Member since:
2005-08-18

If we are to believe that article 95% of the worlds software companies are run by, and employ, only incompetent buffoons. Granted, we all know that "enterprise software" is just another name for "software so crap that only corporate purchasing will buy it" but 95% is probably too high. Maybe 70%.

Seriously though, if a company can't get a fix, or at least an advisory with a workaround, out in 7 days they deserve to be out of business.

Reply Parent Score: 5

bhtooefr Member since:
2009-02-19

When you're dealing with an OS-level bug, where the fix could break tons of software (especially given that Windows 8 can still run Windows 3.0 software)?

Reply Parent Score: 3

chithanh Member since:
2006-06-18

When you're dealing with an OS-level bug, where the fix could break tons of software (especially given that Windows 8 can still run Windows 3.0 software)?

Then you release a hotfix along with your advisory, and your customers have to test whether their Windows 3.0 software still works with that fix before applying it to production systems.
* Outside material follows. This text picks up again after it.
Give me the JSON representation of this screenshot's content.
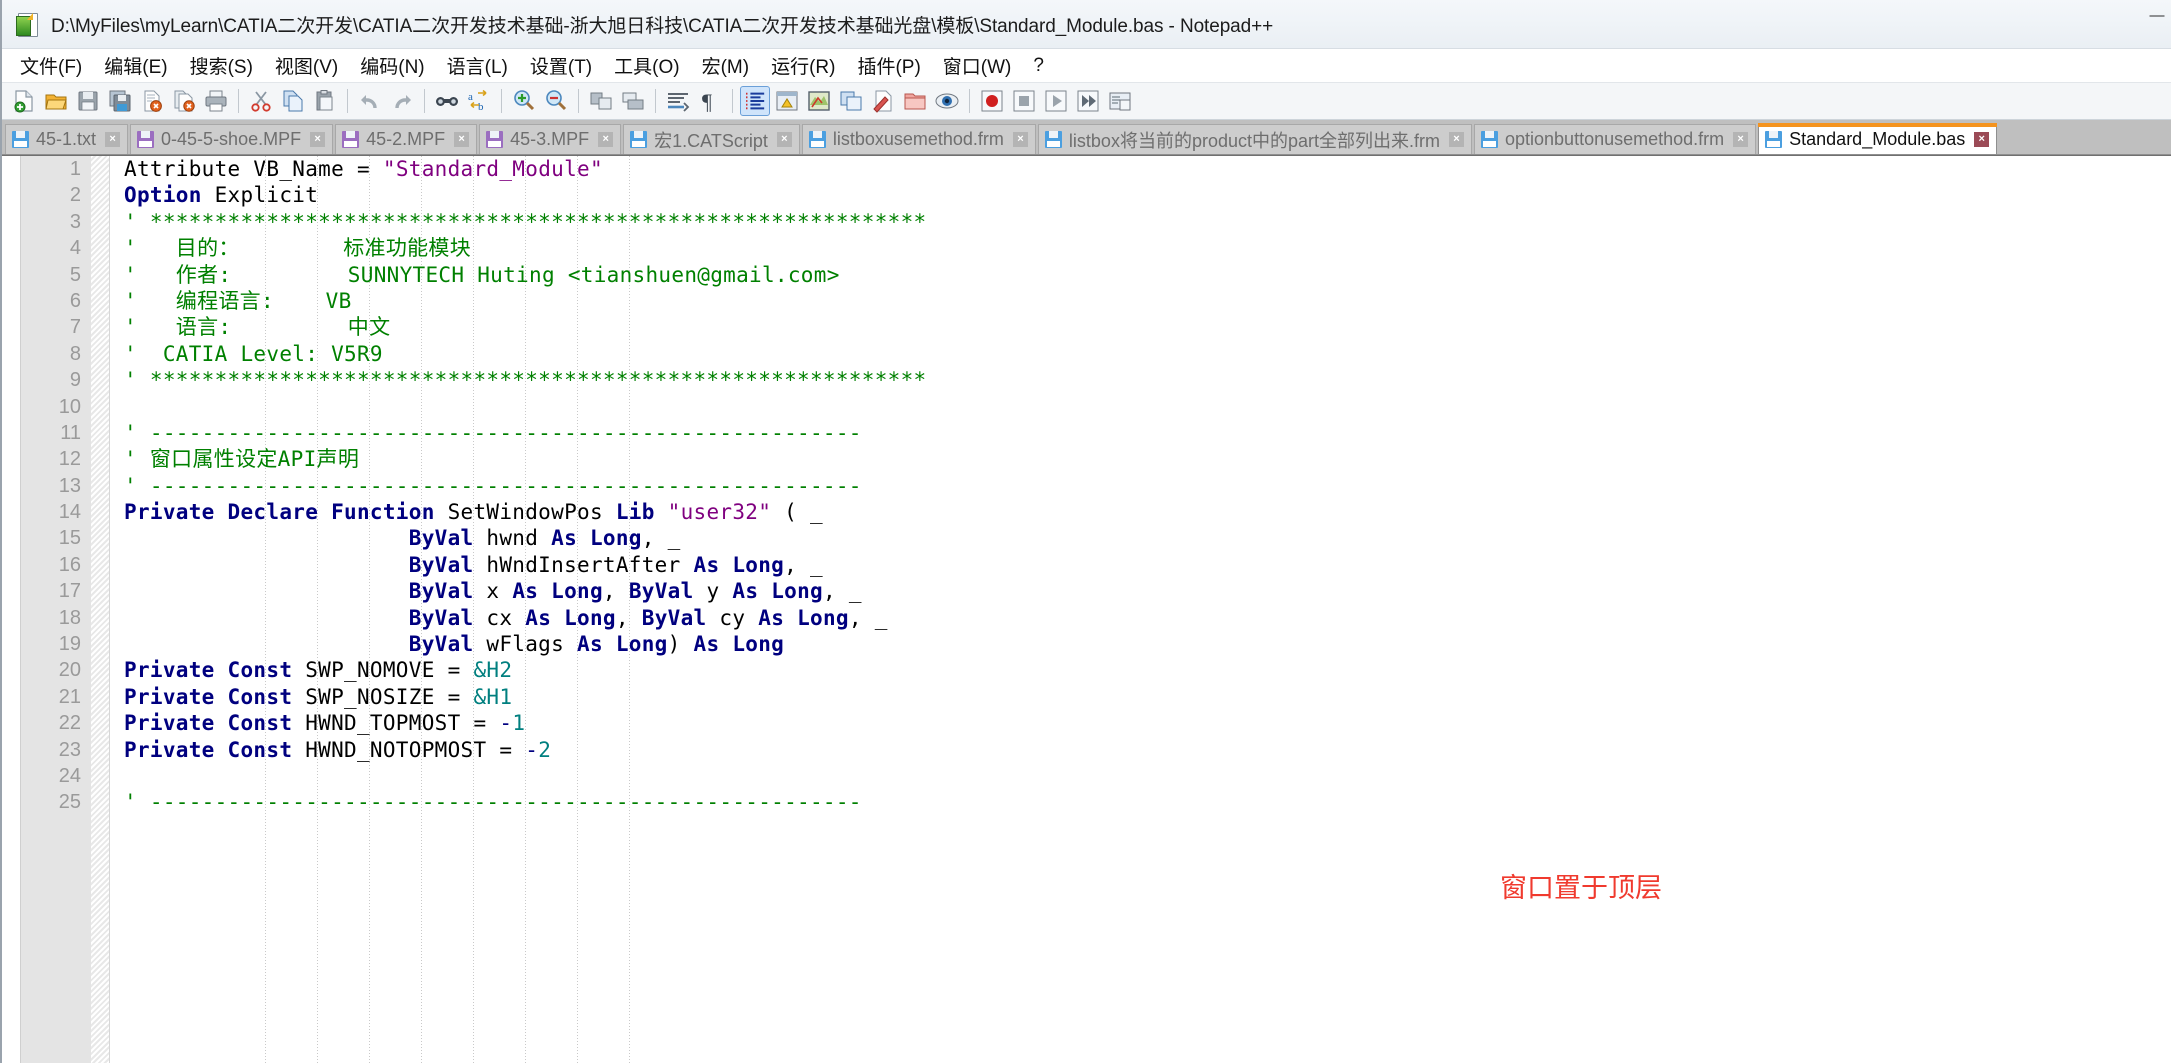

Reply Parent Score: 4

Soulbender Member since:
2005-08-18

When you're dealing with an OS-level bug, where the fix could break tons of software
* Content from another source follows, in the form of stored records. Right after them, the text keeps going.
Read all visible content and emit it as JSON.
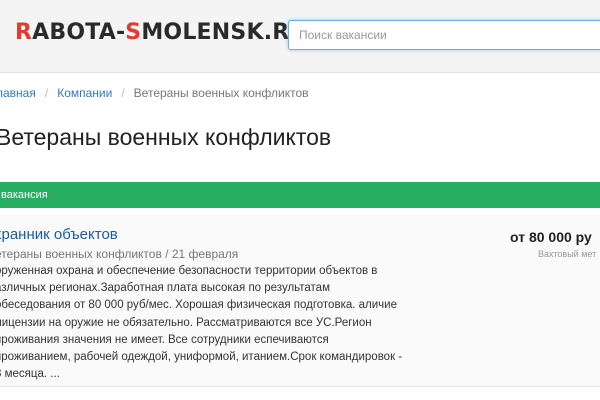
{
  "header": {
    "logo_part1": "R",
    "logo_part2": "ABOTA-",
    "logo_part3": "S",
    "logo_part4": "MOLENSK.RU",
    "search_placeholder": "Поиск вакансии",
    "accent_color": "#e23b2e"
  },
  "breadcrumb": {
    "items": [
      "лавная",
      "Компании",
      "Ветераны военных конфликтов"
    ]
  },
  "page": {
    "title": "Ветераны военных конфликтов"
  },
  "section": {
    "label": "вакансия",
    "color": "#27ae60"
  },
  "vacancy": {
    "title": "хранник объектов",
    "meta": "етераны военных конфликтов / 21 февраля",
    "salary": "от 80 000 ру",
    "type": "Вахтовый мет",
    "description": "оруженная охрана и обеспечение безопасности территории объектов в азличных регионах.Заработная плата высокая по результатам обеседования от 80 000 руб/мес. Хорошая физическая подготовка. аличие лицензии на оружие не обязательно. Рассматриваются все УС.Регион проживания значения не имеет. Все сотрудники еспечиваются проживанием, рабочей одеждой, униформой, итанием.Срок командировок - 3 месяца. ..."
  }
}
I really don't see how that would prevent releasing an advisory with a workaround, if one exist.

Reply Parent Score: 4

JAlexoid Member since:
2009-05-19

When you are reporting an exploitable "feature" present from Windows 3.0, then maybe that feature should be killed off? People that still run Windows 3.0 apps better have a good plan for migration and should be aware of the implications of running those apps.

Reply Parent Score: 3